The flames behind us made our shadow shape-shift like wind to a pile of leaves, scattering the form across the room with a complete disregard for traditional notions of aesthetics. Our shadow cast a shape on the carpet that looked something like a water buffalo. Or maybe a hippopotamus.
There was something cohesive about the way we sat, our fingers intertwined, our necks curving gently into each other, eyes unfocused in the same direction, as though we were caught in the same daydream.
It had been the kind of day that was too easy to disregard. Nothing so exciting that it would make cocktail party conversation, nothing so riveting that another generation would hear about it, but simple, easy joy found in eyes and smiles, elbows and sides, toe wiggles and head scratches, and the quiet feeling that it didn’t get better (but knowing that it must, or else we would end up like Enno and Eva, looking back on better times with “opaque” expressions on doorsteps), an unintentional high that left our eyes bright even with our heads backlit.

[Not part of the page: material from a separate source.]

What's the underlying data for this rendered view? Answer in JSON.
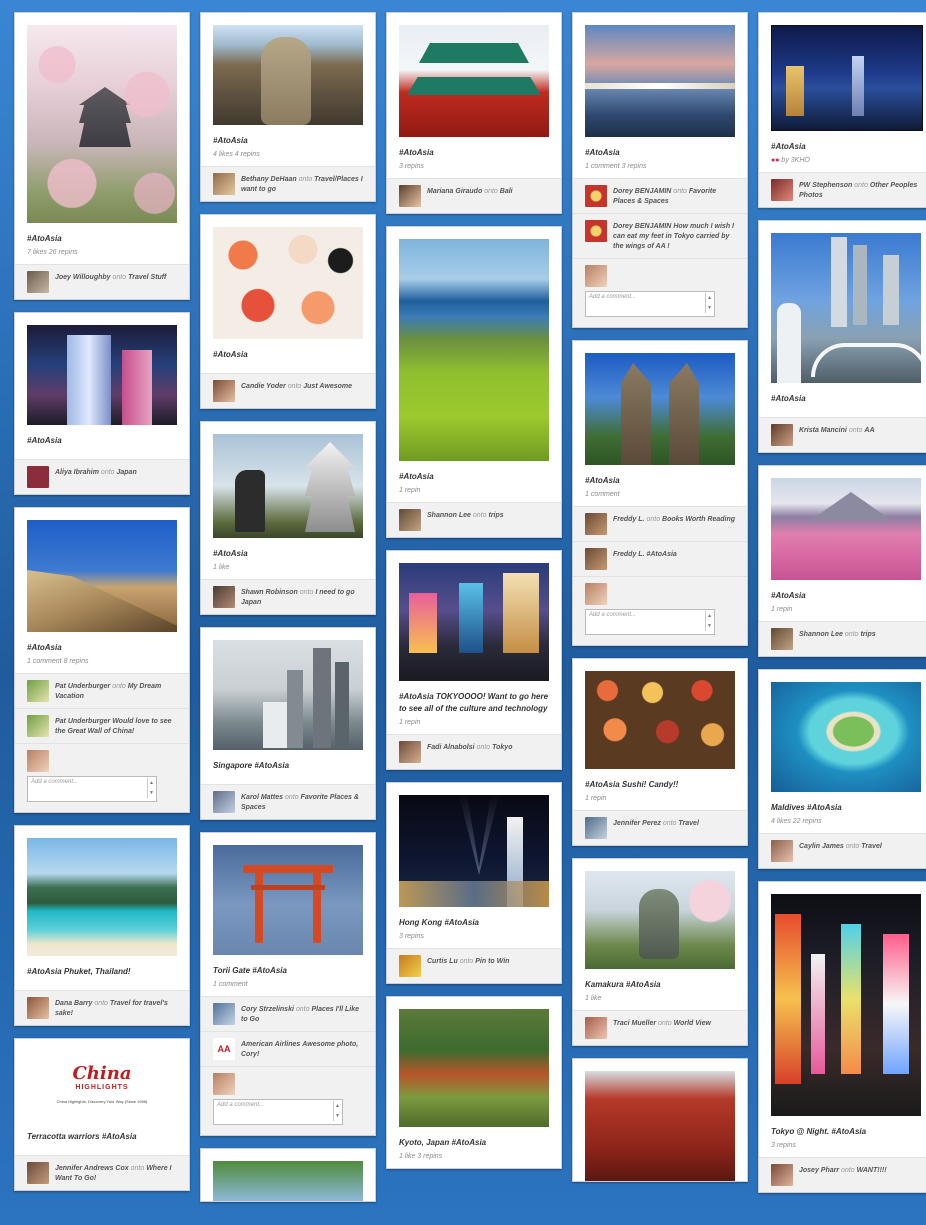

I broke out of the spell and freed myself from the embrace to face him because I wanted to see him, to have a visual for the memory because the feeling would only carry for four days, and I needed seven, and for a moment we looked right through each other, each stuck in some kind of orbit. Again I broke out of the spell and freed myself, this time from the trance we couldn’t help but fall into, to fall back into the same unfocused stare in the same enrapturing daydream because seven suddenly felt heavy, like shadowed forests and cold nights, like bitter winds, like walking through a spiderweb, and I needed the feeling. The memory would have to wait.